__Task description__:
Each entry below must be repeated exactly, with pictures left out.

[Data records for software interfaces]
○ ○ ○ ○ ○ ○ ○

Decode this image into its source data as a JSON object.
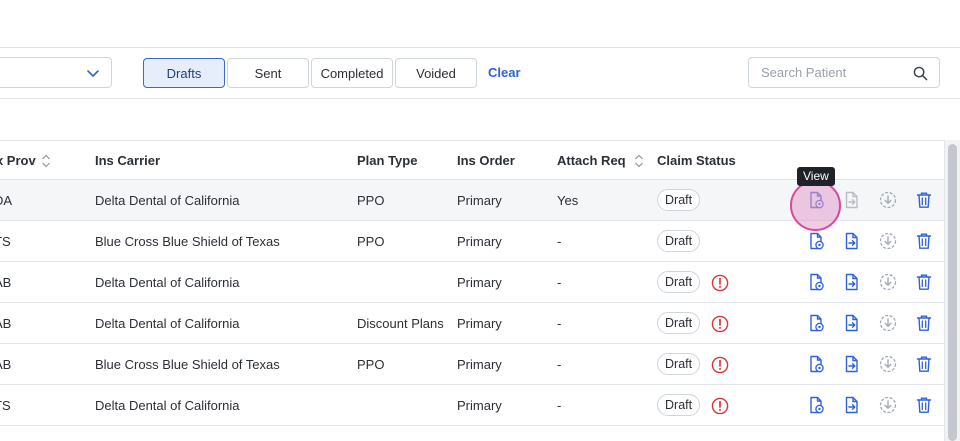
{
  "filters": {
    "segments": [
      {
        "label": "Drafts",
        "active": true
      },
      {
        "label": "Sent",
        "active": false
      },
      {
        "label": "Completed",
        "active": false
      },
      {
        "label": "Voided",
        "active": false
      }
    ],
    "clear_label": "Clear",
    "search_placeholder": "Search Patient"
  },
  "table": {
    "columns": {
      "tx_prov": "Tx Prov",
      "ins_carrier": "Ins Carrier",
      "plan_type": "Plan Type",
      "ins_order": "Ins Order",
      "attach_req": "Attach Req",
      "claim_status": "Claim Status"
    },
    "rows": [
      {
        "tx_prov": "DA",
        "ins_carrier": "Delta Dental of California",
        "plan_type": "PPO",
        "ins_order": "Primary",
        "attach_req": "Yes",
        "claim_status": "Draft",
        "warning": false
      },
      {
        "tx_prov": "TS",
        "ins_carrier": "Blue Cross Blue Shield of Texas",
        "plan_type": "PPO",
        "ins_order": "Primary",
        "attach_req": "-",
        "claim_status": "Draft",
        "warning": false
      },
      {
        "tx_prov": "AB",
        "ins_carrier": "Delta Dental of California",
        "plan_type": "",
        "ins_order": "Primary",
        "attach_req": "-",
        "claim_status": "Draft",
        "warning": true
      },
      {
        "tx_prov": "AB",
        "ins_carrier": "Delta Dental of California",
        "plan_type": "Discount Plans",
        "ins_order": "Primary",
        "attach_req": "-",
        "claim_status": "Draft",
        "warning": true
      },
      {
        "tx_prov": "AB",
        "ins_carrier": "Blue Cross Blue Shield of Texas",
        "plan_type": "PPO",
        "ins_order": "Primary",
        "attach_req": "-",
        "claim_status": "Draft",
        "warning": true
      },
      {
        "tx_prov": "TS",
        "ins_carrier": "Delta Dental of California",
        "plan_type": "",
        "ins_order": "Primary",
        "attach_req": "-",
        "claim_status": "Draft",
        "warning": true
      }
    ]
  },
  "tooltip": {
    "text": "View"
  },
  "colors": {
    "accent": "#2f62d8",
    "warning": "#d93636",
    "hover": "#d9489a"
  },
  "icons": {
    "view": "document-view-icon",
    "send": "document-send-icon",
    "download": "download-icon",
    "delete": "trash-icon",
    "warning": "alert-circle-icon"
  }
}
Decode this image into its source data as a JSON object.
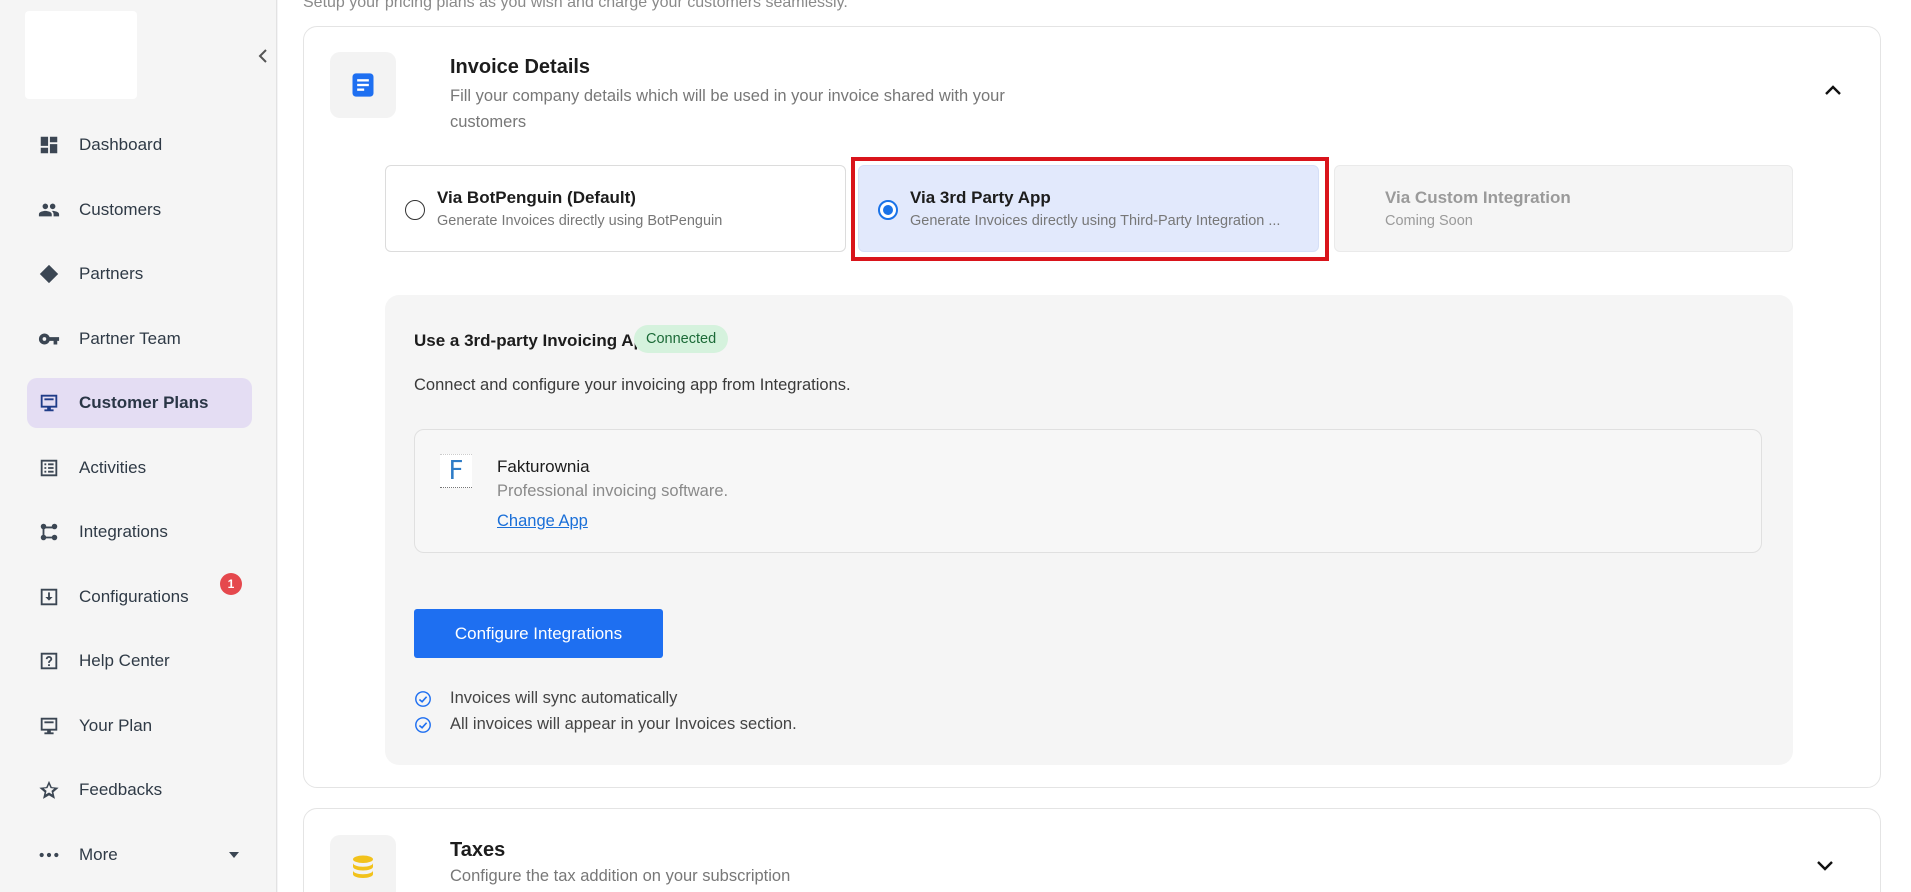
{
  "sidebar": {
    "items": [
      {
        "label": "Dashboard",
        "icon": "dashboard-icon"
      },
      {
        "label": "Customers",
        "icon": "customers-icon"
      },
      {
        "label": "Partners",
        "icon": "partners-icon"
      },
      {
        "label": "Partner Team",
        "icon": "key-icon"
      },
      {
        "label": "Customer Plans",
        "icon": "plans-icon",
        "active": true
      },
      {
        "label": "Activities",
        "icon": "activities-icon"
      },
      {
        "label": "Integrations",
        "icon": "integrations-icon"
      },
      {
        "label": "Configurations",
        "icon": "configurations-icon",
        "badge": "1"
      },
      {
        "label": "Help Center",
        "icon": "help-icon"
      },
      {
        "label": "Your Plan",
        "icon": "your-plan-icon"
      },
      {
        "label": "Feedbacks",
        "icon": "star-icon"
      },
      {
        "label": "More",
        "icon": "more-icon"
      }
    ]
  },
  "main": {
    "top_subtitle": "Setup your pricing plans as you wish and charge your customers seamlessly.",
    "invoice": {
      "title": "Invoice Details",
      "description": "Fill your company details which will be used in your invoice shared with your customers",
      "options": [
        {
          "title": "Via BotPenguin (Default)",
          "subtitle": "Generate Invoices directly using BotPenguin"
        },
        {
          "title": "Via 3rd Party App",
          "subtitle": "Generate Invoices directly using Third-Party Integration ..."
        },
        {
          "title": "Via Custom Integration",
          "subtitle": "Coming Soon"
        }
      ],
      "panel": {
        "title": "Use a 3rd-party Invoicing App",
        "status": "Connected",
        "description": "Connect and configure your invoicing app from Integrations.",
        "app": {
          "logo_letter": "F",
          "name": "Fakturownia",
          "description": "Professional invoicing software.",
          "link": "Change App"
        },
        "button": "Configure Integrations",
        "checks": [
          "Invoices will sync automatically",
          "All invoices will appear in your Invoices section."
        ]
      }
    },
    "taxes": {
      "title": "Taxes",
      "description": "Configure the tax addition on your subscription"
    }
  },
  "colors": {
    "accent": "#1e6ff1",
    "active_nav": "#e4ddf3",
    "highlight_border": "#d9141b",
    "connected_bg": "#d5f2dd",
    "badge": "#e5484d"
  }
}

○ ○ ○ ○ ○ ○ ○

__Answer space__:
Decode this image into its source data as a JSON object.
{
  "filters": {
    "segments": [
      {
        "label": "Drafts",
        "active": true
      },
      {
        "label": "Sent",
        "active": false
      },
      {
        "label": "Completed",
        "active": false
      },
      {
        "label": "Voided",
        "active": false
      }
    ],
    "clear_label": "Clear",
    "search_placeholder": "Search Patient"
  },
  "table": {
    "columns": {
      "tx_prov": "Tx Prov",
      "ins_carrier": "Ins Carrier",
      "plan_type": "Plan Type",
      "ins_order": "Ins Order",
      "attach_req": "Attach Req",
      "claim_status": "Claim Status"
    },
    "rows": [
      {
        "tx_prov": "DA",
        "ins_carrier": "Delta Dental of California",
        "plan_type": "PPO",
        "ins_order": "Primary",
        "attach_req": "Yes",
        "claim_status": "Draft",
        "warning": false
      },
      {
        "tx_prov": "TS",
        "ins_carrier": "Blue Cross Blue Shield of Texas",
        "plan_type": "PPO",
        "ins_order": "Primary",
        "attach_req": "-",
        "claim_status": "Draft",
        "warning": false
      },
      {
        "tx_prov": "AB",
        "ins_carrier": "Delta Dental of California",
        "plan_type": "",
        "ins_order": "Primary",
        "attach_req": "-",
        "claim_status": "Draft",
        "warning": true
      },
      {
        "tx_prov": "AB",
        "ins_carrier": "Delta Dental of California",
        "plan_type": "Discount Plans",
        "ins_order": "Primary",
        "attach_req": "-",
        "claim_status": "Draft",
        "warning": true
      },
      {
        "tx_prov": "AB",
        "ins_carrier": "Blue Cross Blue Shield of Texas",
        "plan_type": "PPO",
        "ins_order": "Primary",
        "attach_req": "-",
        "claim_status": "Draft",
        "warning": true
      },
      {
        "tx_prov": "TS",
        "ins_carrier": "Delta Dental of California",
        "plan_type": "",
        "ins_order": "Primary",
        "attach_req": "-",
        "claim_status": "Draft",
        "warning": true
      }
    ]
  },
  "tooltip": {
    "text": "View"
  },
  "colors": {
    "accent": "#2f62d8",
    "warning": "#d93636",
    "hover": "#d9489a"
  },
  "icons": {
    "view": "document-view-icon",
    "send": "document-send-icon",
    "download": "download-icon",
    "delete": "trash-icon",
    "warning": "alert-circle-icon"
  }
}
Decode this image into its source data as a JSON object.
{
  "sidebar": {
    "items": [
      {
        "label": "Dashboard",
        "icon": "dashboard-icon"
      },
      {
        "label": "Customers",
        "icon": "customers-icon"
      },
      {
        "label": "Partners",
        "icon": "partners-icon"
      },
      {
        "label": "Partner Team",
        "icon": "key-icon"
      },
      {
        "label": "Customer Plans",
        "icon": "plans-icon",
        "active": true
      },
      {
        "label": "Activities",
        "icon": "activities-icon"
      },
      {
        "label": "Integrations",
        "icon": "integrations-icon"
      },
      {
        "label": "Configurations",
        "icon": "configurations-icon",
        "badge": "1"
      },
      {
        "label": "Help Center",
        "icon": "help-icon"
      },
      {
        "label": "Your Plan",
        "icon": "your-plan-icon"
      },
      {
        "label": "Feedbacks",
        "icon": "star-icon"
      },
      {
        "label": "More",
        "icon": "more-icon"
      }
    ]
  },
  "main": {
    "top_subtitle": "Setup your pricing plans as you wish and charge your customers seamlessly.",
    "invoice": {
      "title": "Invoice Details",
      "description": "Fill your company details which will be used in your invoice shared with your customers",
      "options": [
        {
          "title": "Via BotPenguin (Default)",
          "subtitle": "Generate Invoices directly using BotPenguin"
        },
        {
          "title": "Via 3rd Party App",
          "subtitle": "Generate Invoices directly using Third-Party Integration ..."
        },
        {
          "title": "Via Custom Integration",
          "subtitle": "Coming Soon"
        }
      ],
      "panel": {
        "title": "Use a 3rd-party Invoicing App",
        "status": "Connected",
        "description": "Connect and configure your invoicing app from Integrations.",
        "app": {
          "logo_letter": "F",
          "name": "Fakturownia",
          "description": "Professional invoicing software.",
          "link": "Change App"
        },
        "button": "Configure Integrations",
        "checks": [
          "Invoices will sync automatically",
          "All invoices will appear in your Invoices section."
        ]
      }
    },
    "taxes": {
      "title": "Taxes",
      "description": "Configure the tax addition on your subscription"
    }
  },
  "colors": {
    "accent": "#1e6ff1",
    "active_nav": "#e4ddf3",
    "highlight_border": "#d9141b",
    "connected_bg": "#d5f2dd",
    "badge": "#e5484d"
  }
}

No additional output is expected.